"Employers are generally reluctant to cut nominal wages," says Howard Wial, a fellow at Brookings' Metropolitan Policy Program, so regions seeing a fall in average wages are likely experiencing something other than across-the-board wage cuts. "Higher-wage people are likely being laid off to a greater degree than lower-wage people, or moderately high-wage workers are being replaced by temps or contractors who are paid less," says Wial.
That explains much of what's happening in New York and Chicago. Wages fell 1.5% in New York and 0.7% in Chicago in the first quarter of 2009 from the previous quarter. Many high-paid financial workers lost their jobs or suffered sharp drops in performance-based compensation. So even though New York's unemployment rate of 7.6% is significantly better than the national average of 9.4%, the loss of high-paid jobs means average wages fell sharply. Rather than everyone losing income, the economy's mix of workers is changing.
The picture is even worse in upstate New York, where average wages fell 2.3% in Rochester and 2.2% in Syracuse. Wial suspects that the plunge in New York City is big enough to skew wage data across an already weak state. Because of the way data are gathered for this indicator, "you're probably seeing the influence of the city throughout the state," says Wial. "I don't think there's any other state where one city would be quite as much of a factor statewide."
Falling wages have a devastating impact on the state's tax revenues, which draw heavily on high-earners. The New York State Comptroller's Office reported that, in May, personal income tax revenues plummeted 44% compared with a year earlier. In the Big Apple, the mayor's office estimates tax revenues for fiscal year 2010 will be 30% below those of 2008.

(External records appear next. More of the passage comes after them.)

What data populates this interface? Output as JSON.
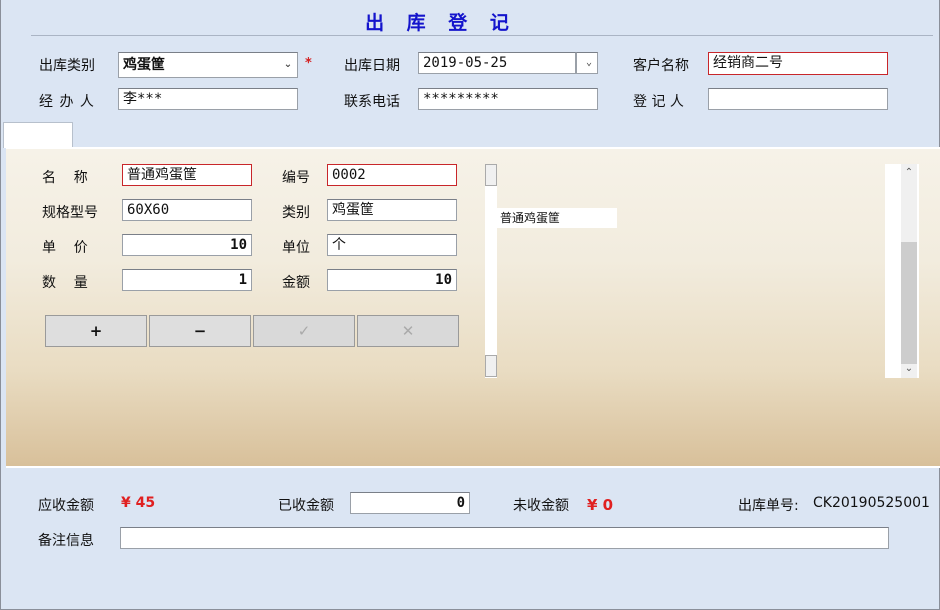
{
  "title": "出 库 登 记",
  "header": {
    "category_label": "出库类别",
    "category_value": "鸡蛋筐",
    "required_star": "*",
    "date_label": "出库日期",
    "date_value": "2019-05-25",
    "customer_label": "客户名称",
    "customer_value": "经销商二号",
    "handler_label": "经 办 人",
    "handler_value": "李***",
    "phone_label": "联系电话",
    "phone_value": "*********",
    "recorder_label": "登 记 人",
    "recorder_value": ""
  },
  "item": {
    "name_label": "名    称",
    "name_value": "普通鸡蛋筐",
    "code_label": "编号",
    "code_value": "0002",
    "spec_label": "规格型号",
    "spec_value": "60X60",
    "type_label": "类别",
    "type_value": "鸡蛋筐",
    "price_label": "单    价",
    "price_value": "10",
    "unit_label": "单位",
    "unit_value": "个",
    "qty_label": "数    量",
    "qty_value": "1",
    "amount_label": "金额",
    "amount_value": "10"
  },
  "buttons": {
    "add": "+",
    "remove": "−",
    "confirm": "✓",
    "cancel": "✕"
  },
  "list": {
    "items": [
      "普通鸡蛋筐"
    ]
  },
  "footer": {
    "receivable_label": "应收金额",
    "receivable_value": "¥ 45",
    "received_label": "已收金额",
    "received_value": "0",
    "unreceived_label": "未收金额",
    "unreceived_value": "¥ 0",
    "order_no_label": "出库单号:",
    "order_no_value": "CK20190525001",
    "remark_label": "备注信息",
    "remark_value": ""
  },
  "colors": {
    "title": "#1414cc",
    "accent_red": "#e02020",
    "background": "#dbe5f3"
  }
}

The New York governor's office did not return calls for comment, but it's clear the state is acutely aware of the problem. "The economy continues to be shaky, and state revenues continue to be below prior-year levels," said New York State Comptroller Thomas P. DiNapoli, in a statement accompanying the release of the state's plunging tax revenues. "The Division of the Budget projected that the first quarter of the fiscal year would be tight, so this is not a surprise. The General Fund is at historically low levels."
Although falling wages are always a sign of economic sickness, rising wages are not a surefire indication of economic health. Phoenix, Cape Coral-Fort Myers, Fla., and Fresno, Calif., where home value declines have been among the sharpest in the country, have logged a rise in average wages. Fresno's average wages rose even as unemployment spiked to 15.5% in the first quarter.

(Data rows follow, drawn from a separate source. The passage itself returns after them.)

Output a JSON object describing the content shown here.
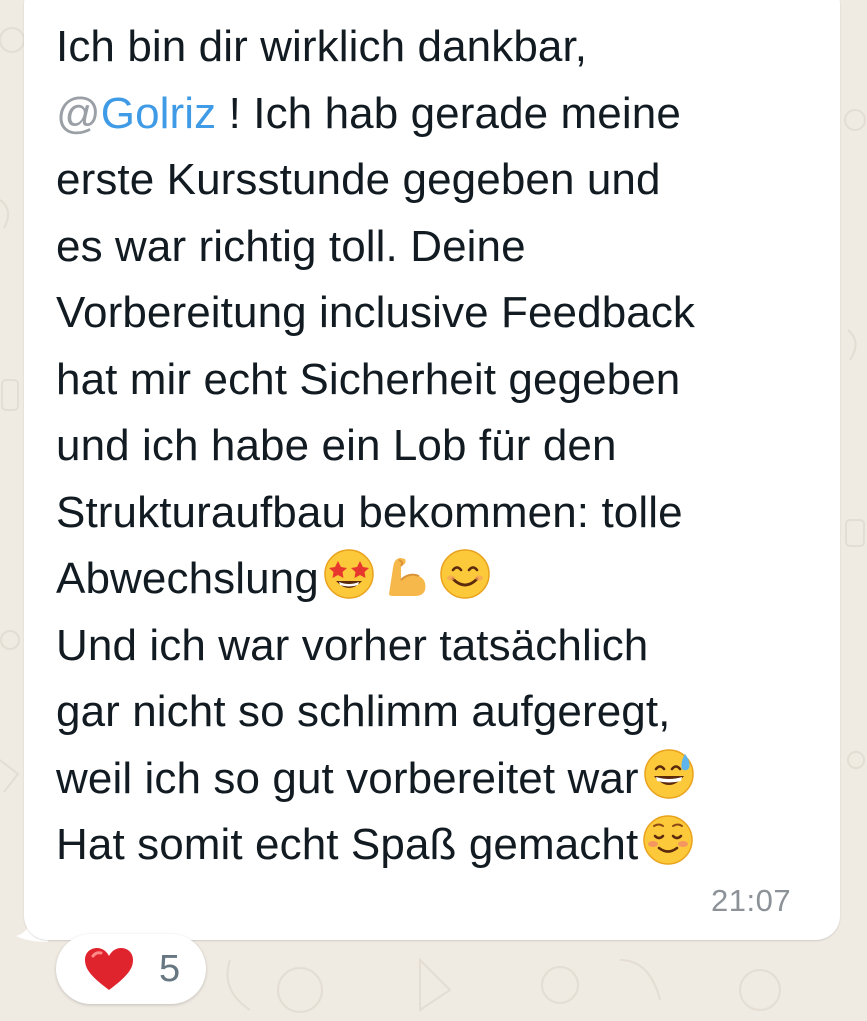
{
  "message": {
    "lines": [
      "Ich bin dir wirklich dankbar,",
      "! Ich hab gerade meine",
      "erste Kursstunde gegeben und",
      "es war richtig toll. Deine",
      "Vorbereitung inclusive Feedback",
      "hat mir echt Sicherheit gegeben",
      "und ich habe ein Lob für den",
      "Strukturaufbau bekommen: tolle",
      "Abwechslung",
      "Und ich war vorher tatsächlich",
      "gar nicht so schlimm aufgeregt,",
      "weil ich so gut vorbereitet war",
      "Hat somit echt Spaß gemacht"
    ],
    "mention_at": "@",
    "mention_name": "Golriz",
    "emojis": {
      "line9": [
        "star-struck-emoji",
        "flexed-biceps-emoji",
        "smiling-face-emoji"
      ],
      "line12": [
        "grinning-sweat-emoji"
      ],
      "line13": [
        "smiling-blush-emoji"
      ]
    },
    "timestamp": "21:07"
  },
  "reaction": {
    "emoji": "heart-icon",
    "count": "5"
  },
  "colors": {
    "background": "#efeae2",
    "bubble": "#ffffff",
    "text": "#111b21",
    "mention": "#3f9be6",
    "timestamp": "#8c9298",
    "heart": "#e0242e"
  }
}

"The indication is there's a slowdown in migration to those places," explains Wial. "Workers are not perfect substitutes for one another and it may be that there is a decline in demand for lower-paid kinds of workers."

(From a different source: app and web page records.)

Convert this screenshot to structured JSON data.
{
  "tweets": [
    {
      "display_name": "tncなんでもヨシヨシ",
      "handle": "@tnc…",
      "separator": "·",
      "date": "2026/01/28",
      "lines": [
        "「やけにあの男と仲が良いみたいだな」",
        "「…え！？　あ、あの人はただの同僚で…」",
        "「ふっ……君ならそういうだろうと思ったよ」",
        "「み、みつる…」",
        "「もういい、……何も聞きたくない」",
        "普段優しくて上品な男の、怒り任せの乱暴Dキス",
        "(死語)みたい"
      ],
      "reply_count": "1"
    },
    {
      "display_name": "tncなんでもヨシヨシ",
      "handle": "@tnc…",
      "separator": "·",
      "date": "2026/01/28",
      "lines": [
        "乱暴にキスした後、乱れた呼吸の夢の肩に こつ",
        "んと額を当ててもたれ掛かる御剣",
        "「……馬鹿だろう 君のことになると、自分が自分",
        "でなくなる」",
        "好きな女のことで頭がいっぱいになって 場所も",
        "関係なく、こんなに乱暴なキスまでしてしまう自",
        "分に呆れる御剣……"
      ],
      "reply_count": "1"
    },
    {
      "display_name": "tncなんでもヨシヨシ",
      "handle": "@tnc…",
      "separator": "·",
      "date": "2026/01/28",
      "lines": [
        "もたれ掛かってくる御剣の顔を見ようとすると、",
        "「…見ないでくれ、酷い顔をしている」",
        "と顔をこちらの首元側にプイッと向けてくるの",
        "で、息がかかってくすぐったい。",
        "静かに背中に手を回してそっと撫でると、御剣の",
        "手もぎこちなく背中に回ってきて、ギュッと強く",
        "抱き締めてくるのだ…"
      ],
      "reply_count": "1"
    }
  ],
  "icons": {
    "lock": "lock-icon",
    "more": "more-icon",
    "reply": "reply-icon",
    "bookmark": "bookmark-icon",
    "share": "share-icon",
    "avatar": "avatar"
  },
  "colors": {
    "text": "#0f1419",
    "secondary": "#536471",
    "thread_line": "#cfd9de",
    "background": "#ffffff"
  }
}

When higher-paid workers lose their jobs, it lowers average salaries. When lower-wage workers lose their jobs but people like bankruptcy lawyers and doctors all keep working, it raises average salaries. And the bottom falling out of a city's economy is not a healthy development.
But in some cities, rising wages do indicate relatively healthy economies. Average wages in Tulsa, Okla., rose 2.6% while unemployment registered a fairly benign 6%.
Wial says the data help to sharpen the picture on regional economies. "We're learning there are two sun belts and two manufacturing belts. The Sun Belt that is dependent on retirement and tourism has really suffered a lot--Florida, Nevada, much of California. The energy Sun Belt and government-military Sun Belt--Texas, Oklahoma--[has] done quite well and [is] at or near the top of our rankings."
The same trends are emerging with manufacturing, he says. "You might generally think a lot of manufacturing makes a region more vulnerable to recession, but it differs quite a bit from the auto industry to something else. The auto industry and auto suppliers--places that depend heavily on those industries have been hit very hard. But other types of manufacturing have done fairly well and sometimes quite well."